Set down the records exactly, and omit any image found in them.

====== INFORMATION SHOWN ======

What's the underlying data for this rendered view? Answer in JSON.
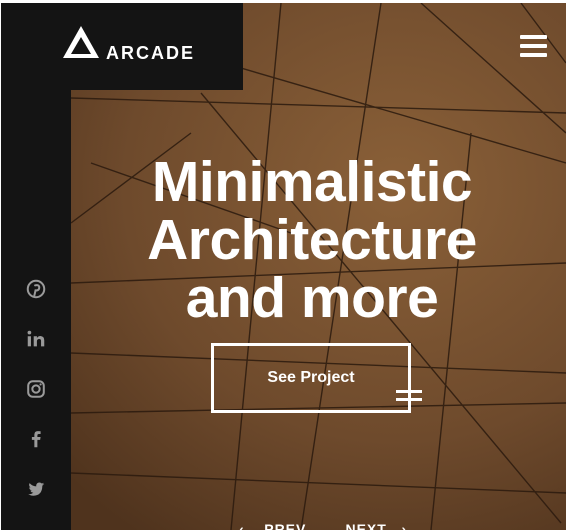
{
  "brand": {
    "name": "ARCADE"
  },
  "header": {
    "menu_icon": "hamburger-menu-icon"
  },
  "social": [
    {
      "name": "pinterest",
      "icon": "pinterest-icon"
    },
    {
      "name": "linkedin",
      "icon": "linkedin-icon"
    },
    {
      "name": "instagram",
      "icon": "instagram-icon"
    },
    {
      "name": "facebook",
      "icon": "facebook-icon"
    },
    {
      "name": "twitter",
      "icon": "twitter-icon"
    }
  ],
  "hero": {
    "headline_lines": [
      "Minimalistic",
      "Architecture",
      "and more"
    ],
    "cta_label": "See Project"
  },
  "pager": {
    "prev_arrow": "‹",
    "prev_label": "PREV",
    "next_label": "NEXT",
    "next_arrow": "›"
  },
  "colors": {
    "panel": "#141414",
    "text": "#ffffff",
    "icon_grey": "#9a9a9a",
    "background_brown": "#6e4a2c"
  }
}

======

*COMPLETED TASK*
What's the underlying data for this rendered view? Answer in JSON.
{
  "brand": {
    "name": "ARCADE"
  },
  "header": {
    "menu_icon": "hamburger-menu-icon"
  },
  "social": [
    {
      "name": "pinterest",
      "icon": "pinterest-icon"
    },
    {
      "name": "linkedin",
      "icon": "linkedin-icon"
    },
    {
      "name": "instagram",
      "icon": "instagram-icon"
    },
    {
      "name": "facebook",
      "icon": "facebook-icon"
    },
    {
      "name": "twitter",
      "icon": "twitter-icon"
    }
  ],
  "hero": {
    "headline_lines": [
      "Minimalistic",
      "Architecture",
      "and more"
    ],
    "cta_label": "See Project"
  },
  "pager": {
    "prev_arrow": "‹",
    "prev_label": "PREV",
    "next_label": "NEXT",
    "next_arrow": "›"
  },
  "colors": {
    "panel": "#141414",
    "text": "#ffffff",
    "icon_grey": "#9a9a9a",
    "background_brown": "#6e4a2c"
  }
}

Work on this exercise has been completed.